Since unions often hold the keys to the courtroom as well,4 they must play fairly when pressing employee grievances. For example, it is well-settled that a union that fails to press black union members' allegations of discrimination runs afoul of both Title VII and § 198 1;5 once the union is exclusively entrusted with filing claims for its members, it must exercise that power fairly.6 Under compulsory unionism, however, the union holds the courthouse keys for both the willingly and unwillingly unionized.7
The judiciary, while occasionally distinguishing between the levels of deference given to union-controlled and individualcontrolled grievance procedures,8 has never used similar rationale to distinguish between the subsets of union-controlled grievance procedures - namely, closed9 and open shops.
The distinction drawn in Alexander v. Gardner-Denver Co.10 between individual- and union- entered arbitration agreements provides a workable rationale that could be extended to warrant different treatment of closed- and open-shop arbitration awards. A union's previous arbitration of an employee's racial discrimination claim did not stop the employee from subsequently litigating on his own behalf, because, inter alia, "[i]n arbitration, as in the collectivebargaining process, the interests of the individual employee may be subordinated to the collective interests of all employees in the bargaining unit," and "harmony of interest between the union and the individual employee cannot always be presumed, especially where a claim of racial discrimination is made."11 The same rationale should be applied in the context of arbitration awards - in particular, that in at least some cases of individual arbitration awards agreed upon through unionized arbitration, "the interests of the individual employee may be subordinated to the collective interests of all employees in the bargaining unit," and, further, that "harmony of interest between the union and the individual employee cannot always be presumed."12

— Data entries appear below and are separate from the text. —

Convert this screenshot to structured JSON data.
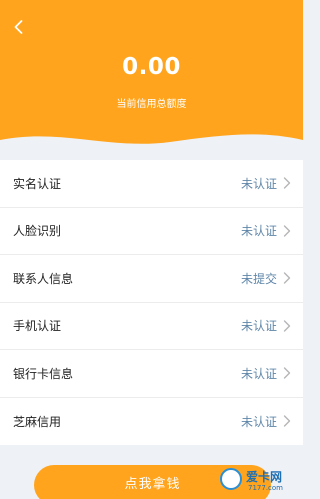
{
  "header": {
    "amount": "0.00",
    "amount_label": "当前信用总额度",
    "brand_color": "#ffa41c"
  },
  "verify_items": [
    {
      "label": "实名认证",
      "status": "未认证"
    },
    {
      "label": "人脸识别",
      "status": "未认证"
    },
    {
      "label": "联系人信息",
      "status": "未提交"
    },
    {
      "label": "手机认证",
      "status": "未认证"
    },
    {
      "label": "银行卡信息",
      "status": "未认证"
    },
    {
      "label": "芝麻信用",
      "status": "未认证"
    }
  ],
  "cta": {
    "label": "点我拿钱"
  },
  "watermark": {
    "title": "爱卡网",
    "subtitle": "7177.com"
  },
  "icons": [
    "back-icon",
    "chevron-right-icon"
  ],
  "colors": {
    "status_text": "#5f86a8",
    "background": "#eef1f6"
  }
}
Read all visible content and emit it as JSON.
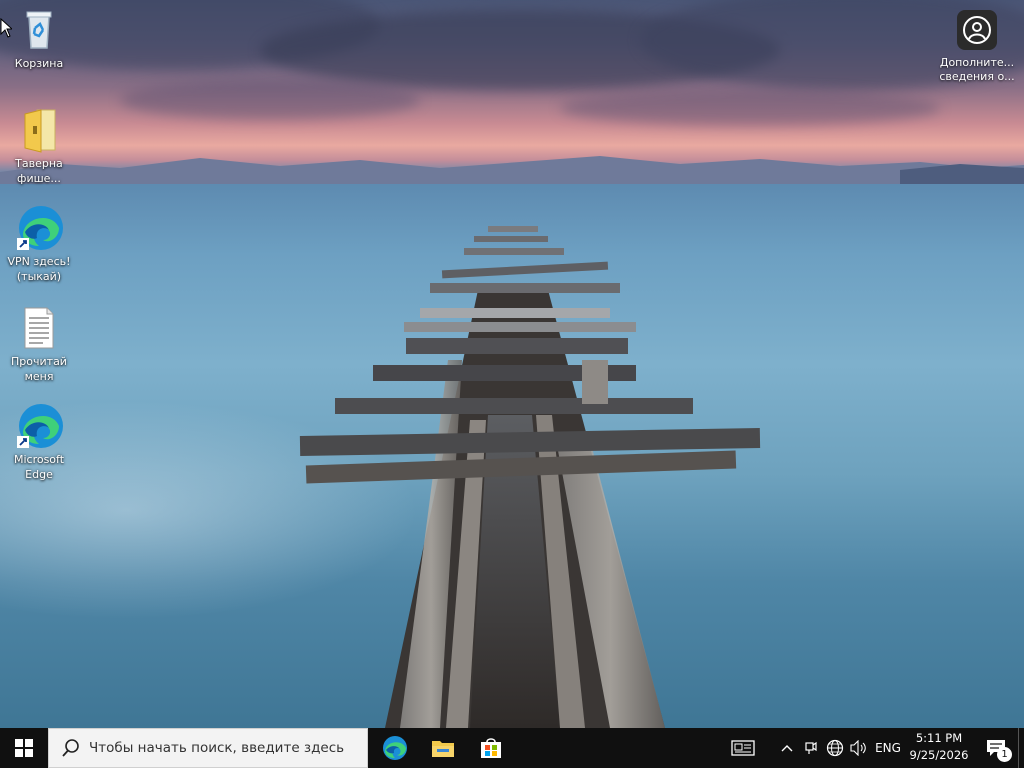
{
  "desktop": {
    "icons": [
      {
        "label": "Корзина",
        "icon": "recycle-bin-icon"
      },
      {
        "label": "Таверна фише...",
        "icon": "folder-icon"
      },
      {
        "label": "VPN здесь! (тыкай)",
        "icon": "edge-shortcut-icon"
      },
      {
        "label": "Прочитай меня",
        "icon": "text-document-icon"
      },
      {
        "label": "Microsoft Edge",
        "icon": "edge-shortcut-icon"
      }
    ],
    "info_widget": {
      "label": "Дополните... сведения о...",
      "icon": "user-circle-icon"
    }
  },
  "taskbar": {
    "search_placeholder": "Чтобы начать поиск, введите здесь",
    "pinned_apps": [
      "edge-icon",
      "file-explorer-icon",
      "microsoft-store-icon"
    ],
    "tray": {
      "language": "ENG",
      "time": "5:11 PM",
      "date": "9/25/2026",
      "notification_count": "1"
    }
  },
  "colors": {
    "taskbar_bg": "#101010",
    "search_bg": "#f3f3f3",
    "accent": "#0078d4"
  }
}
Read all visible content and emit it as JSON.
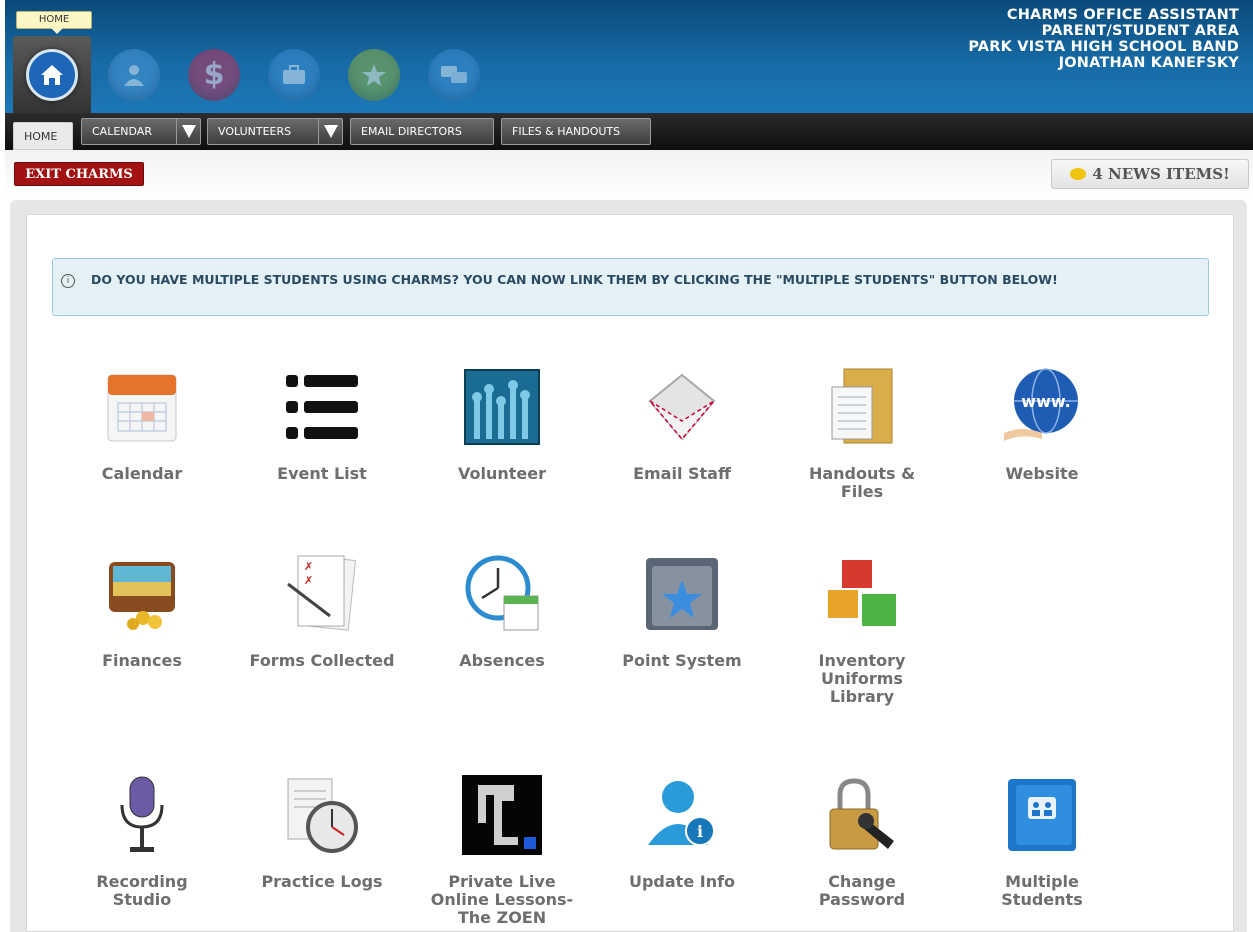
{
  "header": {
    "lines": [
      "CHARMS OFFICE ASSISTANT",
      "PARENT/STUDENT AREA",
      "PARK VISTA HIGH SCHOOL BAND",
      "JONATHAN KANEFSKY"
    ],
    "tooltip": "HOME",
    "icons": [
      "home-icon",
      "person-icon",
      "dollar-icon",
      "briefcase-icon",
      "star-icon",
      "chat-icon"
    ],
    "colors": {
      "header": "#176aa5",
      "exit": "#a31212"
    }
  },
  "nav": {
    "home": "HOME",
    "calendar": "CALENDAR",
    "volunteers": "VOLUNTEERS",
    "email": "EMAIL DIRECTORS",
    "files": "FILES & HANDOUTS"
  },
  "subbar": {
    "exit": "EXIT CHARMS",
    "news": "4 NEWS ITEMS!"
  },
  "alert": {
    "text": "DO YOU HAVE MULTIPLE STUDENTS USING CHARMS? YOU CAN NOW LINK THEM BY CLICKING THE \"MULTIPLE STUDENTS\" BUTTON BELOW!"
  },
  "items": [
    {
      "label": "Calendar",
      "icon": "calendar-icon"
    },
    {
      "label": "Event List",
      "icon": "list-icon"
    },
    {
      "label": "Volunteer",
      "icon": "raised-hands-icon"
    },
    {
      "label": "Email Staff",
      "icon": "envelope-icon"
    },
    {
      "label": "Handouts & Files",
      "icon": "folder-icon"
    },
    {
      "label": "Website",
      "icon": "globe-icon"
    },
    {
      "label": "Finances",
      "icon": "wallet-icon"
    },
    {
      "label": "Forms Collected",
      "icon": "forms-icon"
    },
    {
      "label": "Absences",
      "icon": "clock-icon"
    },
    {
      "label": "Point System",
      "icon": "star-folder-icon"
    },
    {
      "label": "Inventory Uniforms Library",
      "icon": "boxes-icon"
    },
    {
      "label": "Recording Studio",
      "icon": "microphone-icon"
    },
    {
      "label": "Practice Logs",
      "icon": "stopwatch-icon"
    },
    {
      "label": "Private Live Online Lessons- The ZOEN",
      "icon": "zoen-logo-icon"
    },
    {
      "label": "Update Info",
      "icon": "user-info-icon"
    },
    {
      "label": "Change Password",
      "icon": "lock-key-icon"
    },
    {
      "label": "Multiple Students",
      "icon": "group-book-icon"
    }
  ]
}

Thus, because of the increased likelihood of divergent interests between the individual worker and the union in a closed-shop setting, arbitration awards rendered in a closed shop ought to be viewed with a higher level of scrutiny than they currently receive.13 Specifically, courts ought to view closed-shop labor arbitration awards with a "manifest disregard of the law" standard of review that involves actually verifying that an arbitrator has correctly applied the law.

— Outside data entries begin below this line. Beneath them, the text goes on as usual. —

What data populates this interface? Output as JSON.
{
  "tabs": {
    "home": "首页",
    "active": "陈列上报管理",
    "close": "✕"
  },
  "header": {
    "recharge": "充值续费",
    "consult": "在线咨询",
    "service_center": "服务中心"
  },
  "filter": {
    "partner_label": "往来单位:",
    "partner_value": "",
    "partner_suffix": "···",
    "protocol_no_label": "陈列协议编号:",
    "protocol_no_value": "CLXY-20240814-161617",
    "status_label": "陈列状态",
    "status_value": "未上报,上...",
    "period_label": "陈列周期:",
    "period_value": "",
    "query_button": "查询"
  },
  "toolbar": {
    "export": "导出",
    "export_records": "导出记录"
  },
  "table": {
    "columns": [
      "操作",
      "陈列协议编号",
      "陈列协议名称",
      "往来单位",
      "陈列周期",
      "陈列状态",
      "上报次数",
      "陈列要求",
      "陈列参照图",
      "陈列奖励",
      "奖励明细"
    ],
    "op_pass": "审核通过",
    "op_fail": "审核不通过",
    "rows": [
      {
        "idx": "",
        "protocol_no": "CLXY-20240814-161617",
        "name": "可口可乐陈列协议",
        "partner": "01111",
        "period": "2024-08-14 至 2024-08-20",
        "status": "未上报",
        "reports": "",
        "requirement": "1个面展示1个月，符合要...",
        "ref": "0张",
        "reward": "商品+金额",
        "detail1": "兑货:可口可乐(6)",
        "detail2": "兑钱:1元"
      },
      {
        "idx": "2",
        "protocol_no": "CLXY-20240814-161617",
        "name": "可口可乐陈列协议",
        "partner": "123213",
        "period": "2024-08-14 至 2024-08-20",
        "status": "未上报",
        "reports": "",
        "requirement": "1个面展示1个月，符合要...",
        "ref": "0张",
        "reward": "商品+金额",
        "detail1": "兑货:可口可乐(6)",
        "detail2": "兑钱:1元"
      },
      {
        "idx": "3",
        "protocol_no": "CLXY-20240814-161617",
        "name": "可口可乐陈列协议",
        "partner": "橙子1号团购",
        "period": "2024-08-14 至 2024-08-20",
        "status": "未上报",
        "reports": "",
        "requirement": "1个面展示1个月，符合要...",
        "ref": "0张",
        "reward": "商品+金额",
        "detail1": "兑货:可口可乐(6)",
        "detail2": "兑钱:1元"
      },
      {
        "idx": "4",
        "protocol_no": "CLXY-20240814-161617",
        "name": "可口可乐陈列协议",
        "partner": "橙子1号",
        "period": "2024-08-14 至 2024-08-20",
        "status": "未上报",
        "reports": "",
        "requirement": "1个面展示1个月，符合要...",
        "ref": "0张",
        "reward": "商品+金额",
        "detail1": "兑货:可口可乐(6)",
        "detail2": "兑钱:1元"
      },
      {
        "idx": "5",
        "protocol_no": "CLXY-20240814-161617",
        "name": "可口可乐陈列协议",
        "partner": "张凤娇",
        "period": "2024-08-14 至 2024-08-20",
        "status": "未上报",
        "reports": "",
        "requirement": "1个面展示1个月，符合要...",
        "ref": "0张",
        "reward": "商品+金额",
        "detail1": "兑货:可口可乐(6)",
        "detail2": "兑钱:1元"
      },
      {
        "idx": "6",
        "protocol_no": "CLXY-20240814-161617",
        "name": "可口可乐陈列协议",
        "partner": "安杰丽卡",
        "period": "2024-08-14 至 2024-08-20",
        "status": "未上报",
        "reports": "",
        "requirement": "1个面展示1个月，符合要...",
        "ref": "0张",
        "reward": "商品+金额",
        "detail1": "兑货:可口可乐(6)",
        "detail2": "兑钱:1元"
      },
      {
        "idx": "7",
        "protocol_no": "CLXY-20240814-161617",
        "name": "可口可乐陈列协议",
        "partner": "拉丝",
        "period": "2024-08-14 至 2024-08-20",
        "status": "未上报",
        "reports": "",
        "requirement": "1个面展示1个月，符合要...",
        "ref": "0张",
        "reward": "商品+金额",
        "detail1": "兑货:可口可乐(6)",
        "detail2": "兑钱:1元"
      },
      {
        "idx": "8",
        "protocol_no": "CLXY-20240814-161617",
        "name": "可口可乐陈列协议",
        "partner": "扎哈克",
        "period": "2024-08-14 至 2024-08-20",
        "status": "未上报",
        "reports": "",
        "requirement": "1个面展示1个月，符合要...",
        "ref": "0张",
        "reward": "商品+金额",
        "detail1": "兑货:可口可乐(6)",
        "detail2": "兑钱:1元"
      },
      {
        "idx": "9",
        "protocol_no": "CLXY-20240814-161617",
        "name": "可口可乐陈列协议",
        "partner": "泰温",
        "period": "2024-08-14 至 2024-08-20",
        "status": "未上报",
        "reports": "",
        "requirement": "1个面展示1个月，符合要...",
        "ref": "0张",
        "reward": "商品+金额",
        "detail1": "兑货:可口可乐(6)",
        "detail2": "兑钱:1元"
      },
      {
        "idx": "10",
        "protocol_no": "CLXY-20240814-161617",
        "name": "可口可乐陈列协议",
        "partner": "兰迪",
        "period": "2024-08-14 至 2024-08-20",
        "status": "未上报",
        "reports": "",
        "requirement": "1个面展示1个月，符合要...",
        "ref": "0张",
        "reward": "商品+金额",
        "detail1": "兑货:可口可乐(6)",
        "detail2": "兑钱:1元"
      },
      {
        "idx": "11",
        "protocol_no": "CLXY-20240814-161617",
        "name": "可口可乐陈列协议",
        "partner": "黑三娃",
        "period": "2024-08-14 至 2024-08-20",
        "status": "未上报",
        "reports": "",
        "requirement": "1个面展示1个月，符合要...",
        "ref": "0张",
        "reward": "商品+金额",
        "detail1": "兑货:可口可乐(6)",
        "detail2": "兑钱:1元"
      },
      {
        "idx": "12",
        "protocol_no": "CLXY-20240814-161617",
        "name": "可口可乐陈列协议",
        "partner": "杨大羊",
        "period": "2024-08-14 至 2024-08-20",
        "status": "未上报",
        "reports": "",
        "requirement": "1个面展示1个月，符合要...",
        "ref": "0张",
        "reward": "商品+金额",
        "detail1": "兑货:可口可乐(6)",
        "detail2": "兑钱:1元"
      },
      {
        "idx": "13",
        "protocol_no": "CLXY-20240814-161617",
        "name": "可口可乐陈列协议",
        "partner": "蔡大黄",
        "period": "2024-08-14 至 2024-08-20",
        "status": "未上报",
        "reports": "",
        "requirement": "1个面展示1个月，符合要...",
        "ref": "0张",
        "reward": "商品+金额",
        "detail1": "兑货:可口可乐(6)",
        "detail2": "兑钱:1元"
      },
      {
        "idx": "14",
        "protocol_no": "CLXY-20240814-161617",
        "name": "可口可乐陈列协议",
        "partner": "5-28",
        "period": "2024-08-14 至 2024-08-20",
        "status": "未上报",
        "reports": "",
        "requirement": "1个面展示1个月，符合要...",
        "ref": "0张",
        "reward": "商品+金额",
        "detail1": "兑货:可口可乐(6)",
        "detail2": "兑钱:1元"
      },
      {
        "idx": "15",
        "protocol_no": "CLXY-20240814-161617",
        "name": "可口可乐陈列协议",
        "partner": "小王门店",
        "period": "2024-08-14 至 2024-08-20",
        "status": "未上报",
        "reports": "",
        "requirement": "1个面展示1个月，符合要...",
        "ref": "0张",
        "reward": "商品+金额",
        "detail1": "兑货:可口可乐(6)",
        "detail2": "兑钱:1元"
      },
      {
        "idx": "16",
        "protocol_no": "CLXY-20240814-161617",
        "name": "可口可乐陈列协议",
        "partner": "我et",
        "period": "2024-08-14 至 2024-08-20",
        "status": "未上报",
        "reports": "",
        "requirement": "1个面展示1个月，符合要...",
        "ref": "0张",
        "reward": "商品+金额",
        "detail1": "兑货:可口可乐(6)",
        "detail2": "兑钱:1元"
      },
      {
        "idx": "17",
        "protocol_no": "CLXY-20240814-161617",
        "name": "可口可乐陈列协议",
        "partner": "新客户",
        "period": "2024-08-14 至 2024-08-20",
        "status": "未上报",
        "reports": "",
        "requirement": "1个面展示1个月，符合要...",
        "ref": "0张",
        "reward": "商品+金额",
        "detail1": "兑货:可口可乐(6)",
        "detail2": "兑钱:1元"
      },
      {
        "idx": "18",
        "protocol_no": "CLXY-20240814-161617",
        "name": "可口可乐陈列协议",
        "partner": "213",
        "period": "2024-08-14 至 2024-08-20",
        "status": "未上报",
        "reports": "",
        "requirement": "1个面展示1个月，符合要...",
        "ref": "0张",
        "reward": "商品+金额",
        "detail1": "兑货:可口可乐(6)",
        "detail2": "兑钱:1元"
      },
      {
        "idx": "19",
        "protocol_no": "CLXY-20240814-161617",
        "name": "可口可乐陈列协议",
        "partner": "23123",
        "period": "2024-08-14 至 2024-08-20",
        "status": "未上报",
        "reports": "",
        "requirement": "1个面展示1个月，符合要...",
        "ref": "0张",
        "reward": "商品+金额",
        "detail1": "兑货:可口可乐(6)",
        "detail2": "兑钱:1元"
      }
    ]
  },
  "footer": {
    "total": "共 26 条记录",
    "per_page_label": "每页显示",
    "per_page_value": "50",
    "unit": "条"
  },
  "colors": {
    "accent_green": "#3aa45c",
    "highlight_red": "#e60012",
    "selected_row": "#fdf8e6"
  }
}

In making that argument, this Comment traces the evolutionary split in case law governing union- based arbitration agreements and union- based arbitration awards. Under current law, a union may only agree to mandatory arbitration on behalf of its members when the waiver of the right to litigate in the collective bargaining agreement ("CBA") is clear and unmistakable. In notable contrast, once a labor arbitrator has rendered an award, a judge views the completed award with substantial deference that involves an extreme unwillingness to overturn labor arbitrators' decisions. By claiming that closed- shop labor arbitration decisions ought to be viewed under a strict "manifest disregard of the law" standard of review, this Comment argues that at least a subset of arbitration decisions should follow the path of arbitration agreements.14
Part II of this Comment explores the divergence between the judiciary's unwillingness to enforce labor arbitration agreements and its willingness to enforce completed labor arbitration awards. …